**Task to complete:** Where "Timeout" occurs in a line of the entries below, copy that line.

++++ Dataset records

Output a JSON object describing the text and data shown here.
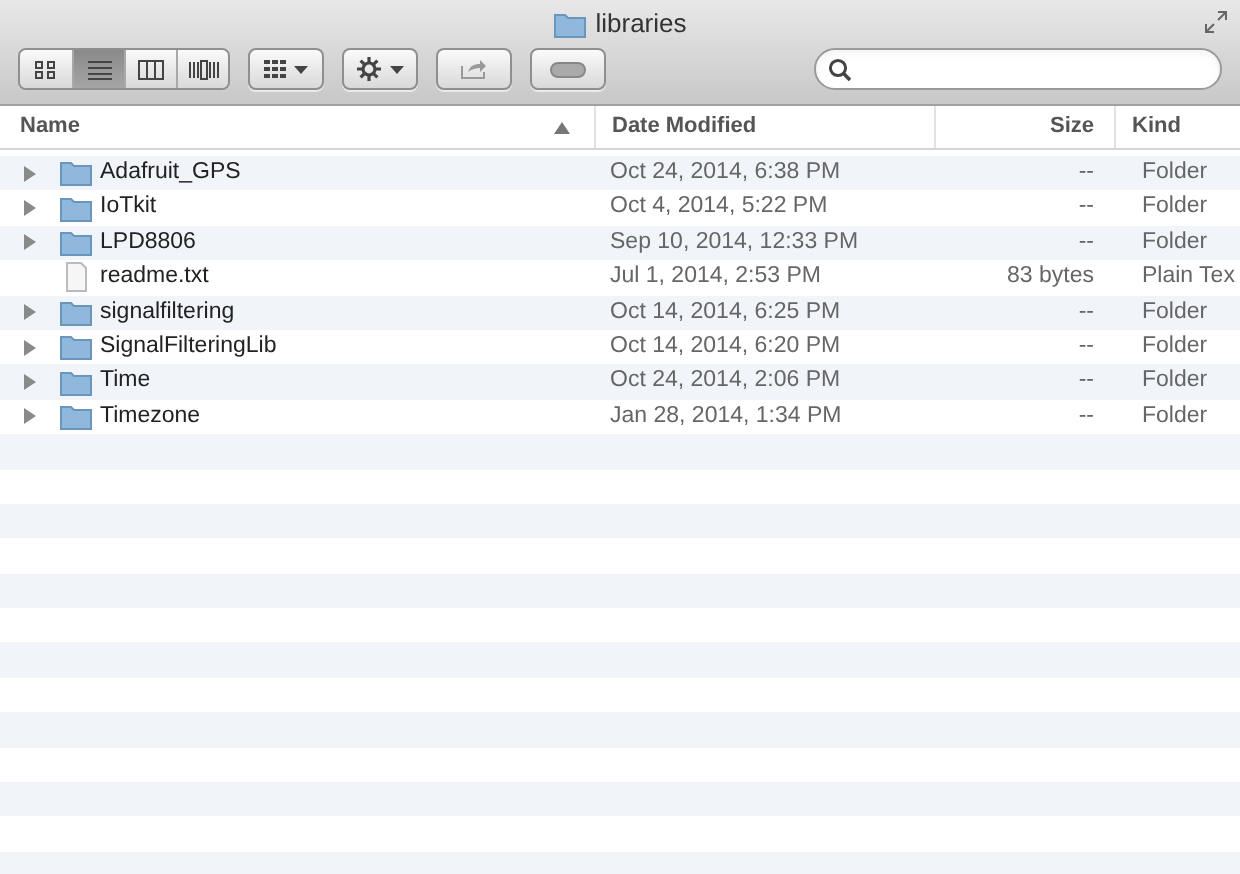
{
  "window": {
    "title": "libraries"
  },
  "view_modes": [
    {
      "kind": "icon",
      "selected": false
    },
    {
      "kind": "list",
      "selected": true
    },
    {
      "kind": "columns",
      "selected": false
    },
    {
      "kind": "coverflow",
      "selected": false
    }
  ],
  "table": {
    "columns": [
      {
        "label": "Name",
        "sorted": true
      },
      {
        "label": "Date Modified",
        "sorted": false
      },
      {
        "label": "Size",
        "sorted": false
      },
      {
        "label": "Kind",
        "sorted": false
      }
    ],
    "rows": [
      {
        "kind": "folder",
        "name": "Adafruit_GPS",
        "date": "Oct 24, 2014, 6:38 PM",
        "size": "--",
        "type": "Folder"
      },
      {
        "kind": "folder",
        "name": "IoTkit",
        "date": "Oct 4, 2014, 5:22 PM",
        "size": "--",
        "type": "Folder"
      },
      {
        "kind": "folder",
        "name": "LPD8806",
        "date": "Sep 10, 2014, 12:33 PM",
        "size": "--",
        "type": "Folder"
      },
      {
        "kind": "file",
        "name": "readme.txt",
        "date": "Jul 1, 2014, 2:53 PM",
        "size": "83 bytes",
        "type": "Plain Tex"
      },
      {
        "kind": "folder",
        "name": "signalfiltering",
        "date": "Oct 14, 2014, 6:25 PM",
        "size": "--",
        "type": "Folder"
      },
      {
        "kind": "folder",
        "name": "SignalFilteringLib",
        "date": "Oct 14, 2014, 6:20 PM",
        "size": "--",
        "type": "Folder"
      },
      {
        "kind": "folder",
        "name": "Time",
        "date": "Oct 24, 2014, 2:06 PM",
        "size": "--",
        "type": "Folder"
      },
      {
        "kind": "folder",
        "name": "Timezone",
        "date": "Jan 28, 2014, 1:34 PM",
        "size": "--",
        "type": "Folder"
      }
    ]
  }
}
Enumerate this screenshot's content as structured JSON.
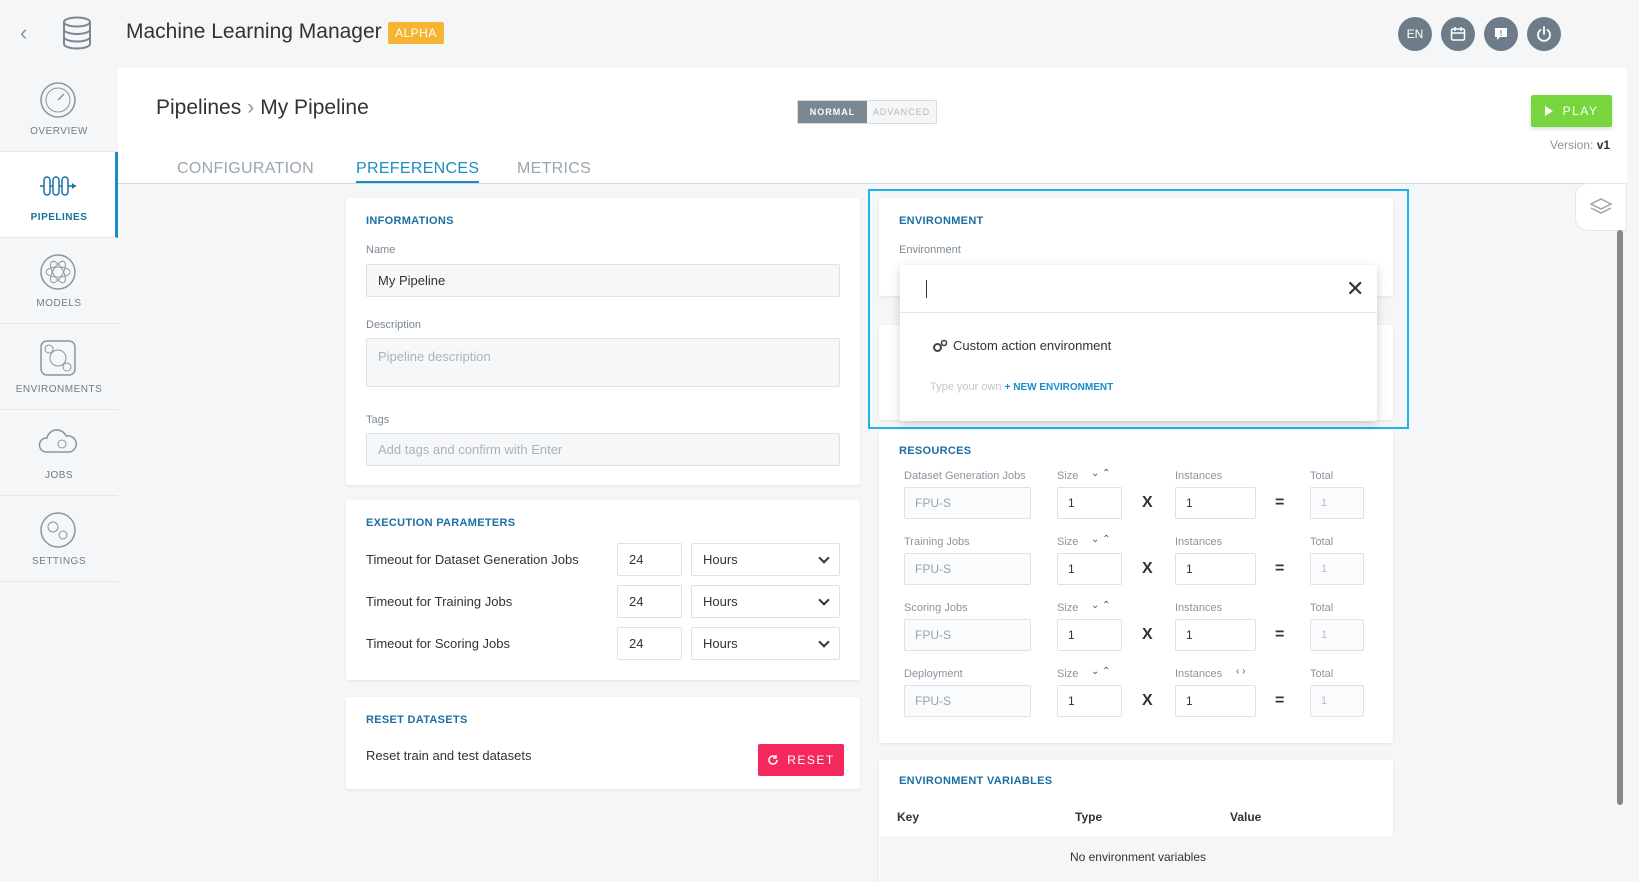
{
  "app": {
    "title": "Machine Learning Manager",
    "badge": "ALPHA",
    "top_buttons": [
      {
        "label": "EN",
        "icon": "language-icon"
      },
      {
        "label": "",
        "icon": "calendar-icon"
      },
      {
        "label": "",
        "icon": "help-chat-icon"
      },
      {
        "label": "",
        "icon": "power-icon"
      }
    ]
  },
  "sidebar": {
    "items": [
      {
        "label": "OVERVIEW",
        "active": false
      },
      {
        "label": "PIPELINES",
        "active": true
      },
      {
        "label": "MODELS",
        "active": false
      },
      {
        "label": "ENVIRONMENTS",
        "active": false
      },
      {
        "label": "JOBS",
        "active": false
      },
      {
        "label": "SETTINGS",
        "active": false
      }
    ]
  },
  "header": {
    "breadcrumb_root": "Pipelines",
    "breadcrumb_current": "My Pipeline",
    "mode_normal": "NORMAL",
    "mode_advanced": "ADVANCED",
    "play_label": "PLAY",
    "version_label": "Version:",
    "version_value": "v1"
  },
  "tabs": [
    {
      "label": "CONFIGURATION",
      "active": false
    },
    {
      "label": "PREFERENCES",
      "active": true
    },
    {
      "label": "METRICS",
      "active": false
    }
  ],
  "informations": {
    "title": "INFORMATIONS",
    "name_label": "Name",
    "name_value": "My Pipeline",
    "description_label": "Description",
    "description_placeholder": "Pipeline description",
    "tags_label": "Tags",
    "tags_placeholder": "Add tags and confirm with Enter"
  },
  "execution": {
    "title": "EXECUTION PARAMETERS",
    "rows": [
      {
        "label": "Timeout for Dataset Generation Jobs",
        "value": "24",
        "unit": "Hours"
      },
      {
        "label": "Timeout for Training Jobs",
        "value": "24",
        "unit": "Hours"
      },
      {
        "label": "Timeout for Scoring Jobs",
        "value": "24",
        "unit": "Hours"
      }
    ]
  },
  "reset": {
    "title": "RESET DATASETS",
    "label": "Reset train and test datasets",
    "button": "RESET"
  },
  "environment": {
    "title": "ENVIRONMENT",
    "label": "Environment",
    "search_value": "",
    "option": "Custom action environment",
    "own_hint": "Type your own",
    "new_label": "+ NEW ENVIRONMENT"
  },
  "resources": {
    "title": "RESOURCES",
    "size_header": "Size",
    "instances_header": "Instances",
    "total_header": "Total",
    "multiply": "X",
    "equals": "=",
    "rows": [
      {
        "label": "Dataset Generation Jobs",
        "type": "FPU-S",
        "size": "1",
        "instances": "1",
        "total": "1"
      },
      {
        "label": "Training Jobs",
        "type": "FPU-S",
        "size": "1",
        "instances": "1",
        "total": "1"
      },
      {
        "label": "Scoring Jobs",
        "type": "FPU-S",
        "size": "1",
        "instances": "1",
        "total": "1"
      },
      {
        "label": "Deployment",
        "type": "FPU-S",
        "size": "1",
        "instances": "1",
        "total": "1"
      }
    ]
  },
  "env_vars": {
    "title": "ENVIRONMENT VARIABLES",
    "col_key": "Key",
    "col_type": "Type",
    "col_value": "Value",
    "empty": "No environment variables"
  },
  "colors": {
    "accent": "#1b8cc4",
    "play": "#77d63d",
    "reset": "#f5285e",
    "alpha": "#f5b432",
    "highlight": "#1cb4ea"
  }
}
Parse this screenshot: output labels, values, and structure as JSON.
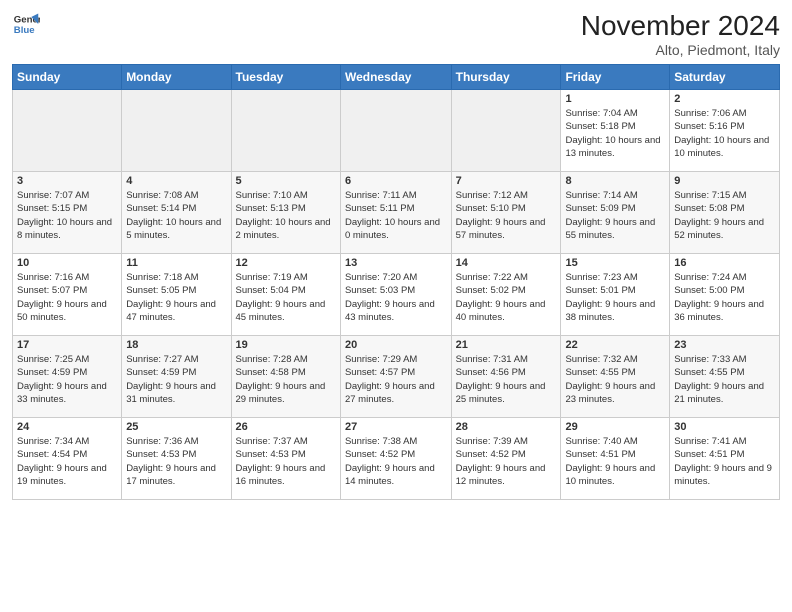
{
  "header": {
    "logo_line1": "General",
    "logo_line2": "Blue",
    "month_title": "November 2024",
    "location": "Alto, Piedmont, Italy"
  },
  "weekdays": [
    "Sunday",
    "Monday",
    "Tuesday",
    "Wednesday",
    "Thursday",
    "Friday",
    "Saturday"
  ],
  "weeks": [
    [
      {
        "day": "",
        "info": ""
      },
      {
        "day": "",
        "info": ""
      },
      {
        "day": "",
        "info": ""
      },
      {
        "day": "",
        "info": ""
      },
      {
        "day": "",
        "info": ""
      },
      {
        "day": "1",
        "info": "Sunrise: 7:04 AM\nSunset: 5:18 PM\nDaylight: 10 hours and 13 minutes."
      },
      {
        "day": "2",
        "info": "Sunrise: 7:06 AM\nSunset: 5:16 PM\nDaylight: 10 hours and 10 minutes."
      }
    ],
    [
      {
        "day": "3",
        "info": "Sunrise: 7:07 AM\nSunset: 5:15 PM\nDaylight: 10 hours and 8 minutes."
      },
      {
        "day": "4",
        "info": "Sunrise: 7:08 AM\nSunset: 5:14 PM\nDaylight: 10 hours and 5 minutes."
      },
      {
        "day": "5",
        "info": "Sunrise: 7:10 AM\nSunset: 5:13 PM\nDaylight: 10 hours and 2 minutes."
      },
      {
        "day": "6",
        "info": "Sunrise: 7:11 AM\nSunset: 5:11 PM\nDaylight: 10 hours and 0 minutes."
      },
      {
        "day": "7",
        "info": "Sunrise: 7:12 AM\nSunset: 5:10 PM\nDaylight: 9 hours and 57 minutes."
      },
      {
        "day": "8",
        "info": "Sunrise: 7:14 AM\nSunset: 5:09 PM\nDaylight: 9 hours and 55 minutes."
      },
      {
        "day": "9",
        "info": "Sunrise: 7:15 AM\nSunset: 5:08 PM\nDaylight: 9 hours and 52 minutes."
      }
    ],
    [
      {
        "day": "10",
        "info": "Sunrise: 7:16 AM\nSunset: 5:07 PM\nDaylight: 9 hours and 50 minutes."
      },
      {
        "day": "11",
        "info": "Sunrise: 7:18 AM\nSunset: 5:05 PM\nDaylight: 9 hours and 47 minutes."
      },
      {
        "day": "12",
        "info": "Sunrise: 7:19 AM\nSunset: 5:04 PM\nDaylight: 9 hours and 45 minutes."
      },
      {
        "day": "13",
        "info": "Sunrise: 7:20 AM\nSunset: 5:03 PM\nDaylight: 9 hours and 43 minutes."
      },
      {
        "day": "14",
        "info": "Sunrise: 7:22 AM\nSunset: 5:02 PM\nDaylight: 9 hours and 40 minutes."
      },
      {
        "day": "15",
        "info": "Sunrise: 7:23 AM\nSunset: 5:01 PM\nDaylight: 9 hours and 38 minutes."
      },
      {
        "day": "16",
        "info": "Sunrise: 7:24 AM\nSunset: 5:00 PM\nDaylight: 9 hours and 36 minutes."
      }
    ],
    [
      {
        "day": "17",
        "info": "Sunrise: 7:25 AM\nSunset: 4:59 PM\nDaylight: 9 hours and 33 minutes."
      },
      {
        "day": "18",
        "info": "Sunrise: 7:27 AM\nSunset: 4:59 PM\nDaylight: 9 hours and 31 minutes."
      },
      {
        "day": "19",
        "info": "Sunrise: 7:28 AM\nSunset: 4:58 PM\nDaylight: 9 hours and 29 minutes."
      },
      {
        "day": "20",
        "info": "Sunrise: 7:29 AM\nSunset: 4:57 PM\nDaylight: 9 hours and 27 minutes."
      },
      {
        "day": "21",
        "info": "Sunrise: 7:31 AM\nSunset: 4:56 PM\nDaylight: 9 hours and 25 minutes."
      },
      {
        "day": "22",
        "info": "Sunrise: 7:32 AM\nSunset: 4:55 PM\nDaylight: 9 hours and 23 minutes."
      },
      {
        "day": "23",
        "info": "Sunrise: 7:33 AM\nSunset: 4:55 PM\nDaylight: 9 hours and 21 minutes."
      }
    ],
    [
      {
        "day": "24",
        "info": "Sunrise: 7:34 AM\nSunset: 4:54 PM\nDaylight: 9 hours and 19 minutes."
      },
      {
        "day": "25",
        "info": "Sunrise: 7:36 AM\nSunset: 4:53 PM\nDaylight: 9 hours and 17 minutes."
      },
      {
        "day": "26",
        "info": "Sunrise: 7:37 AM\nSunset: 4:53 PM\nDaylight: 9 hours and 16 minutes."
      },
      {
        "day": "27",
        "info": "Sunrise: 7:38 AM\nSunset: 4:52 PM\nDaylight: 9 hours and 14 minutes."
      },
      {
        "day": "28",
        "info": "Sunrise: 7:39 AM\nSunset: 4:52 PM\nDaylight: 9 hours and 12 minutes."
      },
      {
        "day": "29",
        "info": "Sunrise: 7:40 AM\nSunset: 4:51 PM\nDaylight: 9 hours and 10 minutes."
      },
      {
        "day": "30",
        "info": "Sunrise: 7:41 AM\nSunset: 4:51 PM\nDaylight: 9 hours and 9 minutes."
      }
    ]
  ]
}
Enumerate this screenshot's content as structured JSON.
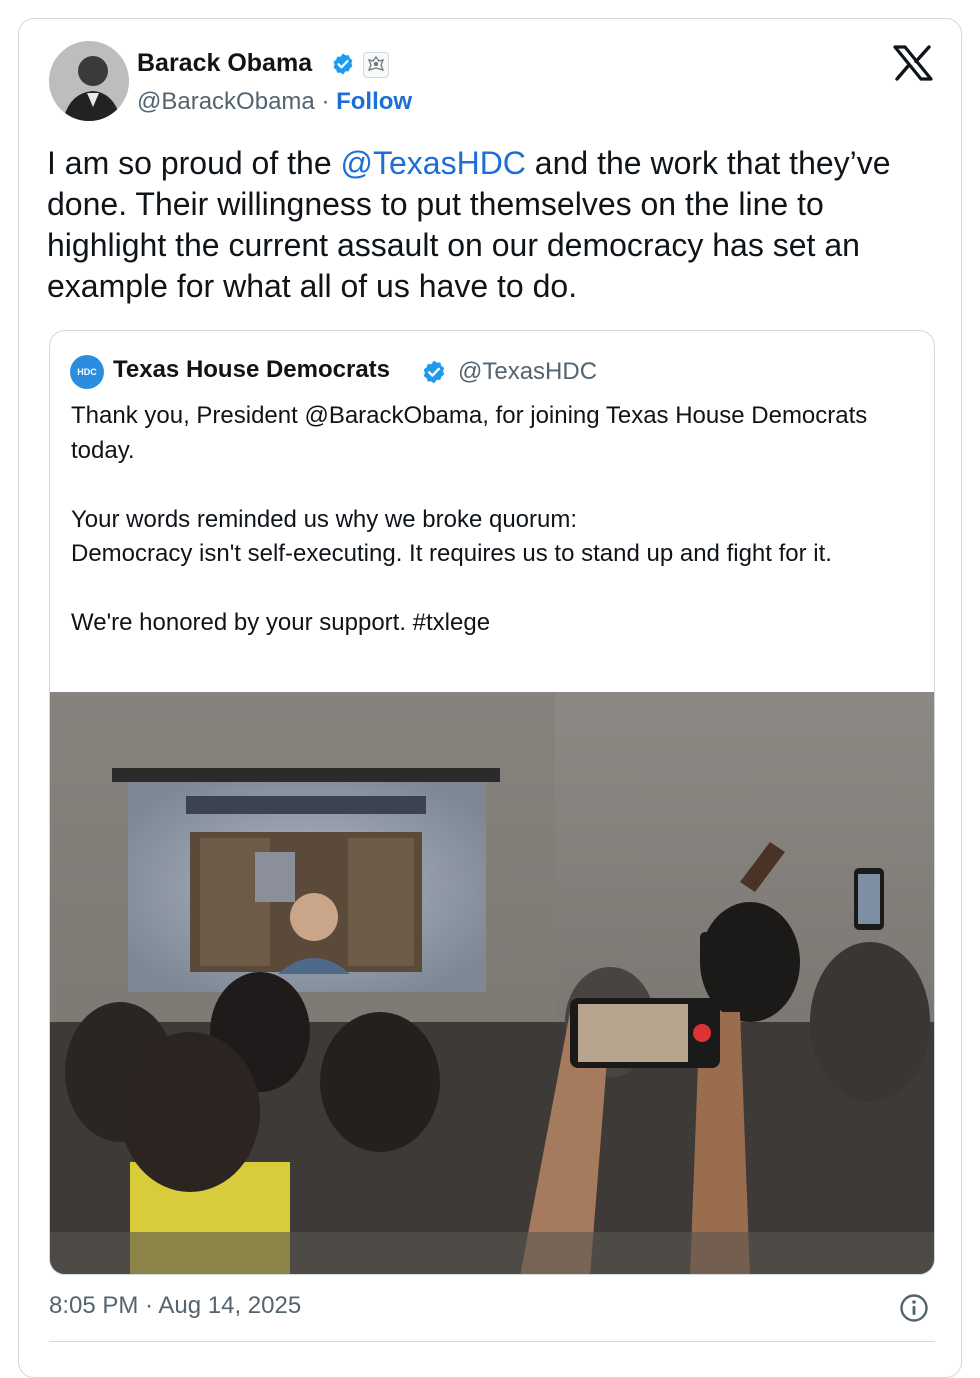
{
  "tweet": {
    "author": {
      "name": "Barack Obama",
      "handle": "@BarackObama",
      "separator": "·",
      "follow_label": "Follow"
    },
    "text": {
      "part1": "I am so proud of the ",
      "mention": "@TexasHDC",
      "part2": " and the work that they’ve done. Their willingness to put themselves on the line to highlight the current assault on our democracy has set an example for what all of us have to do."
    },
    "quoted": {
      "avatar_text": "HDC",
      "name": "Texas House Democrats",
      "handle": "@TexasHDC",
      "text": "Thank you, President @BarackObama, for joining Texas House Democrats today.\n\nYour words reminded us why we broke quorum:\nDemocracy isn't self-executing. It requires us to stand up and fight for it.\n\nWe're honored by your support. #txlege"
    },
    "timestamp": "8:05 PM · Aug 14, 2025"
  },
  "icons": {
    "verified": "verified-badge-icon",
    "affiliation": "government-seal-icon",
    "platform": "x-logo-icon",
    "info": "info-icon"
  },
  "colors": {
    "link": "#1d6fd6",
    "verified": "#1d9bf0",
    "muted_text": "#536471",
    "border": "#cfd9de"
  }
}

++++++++

**Problem solution:**
        "label": "Timeout for Dataset Generation Jobs",
        "label": "Timeout for Training Jobs",
        "label": "Timeout for Scoring Jobs",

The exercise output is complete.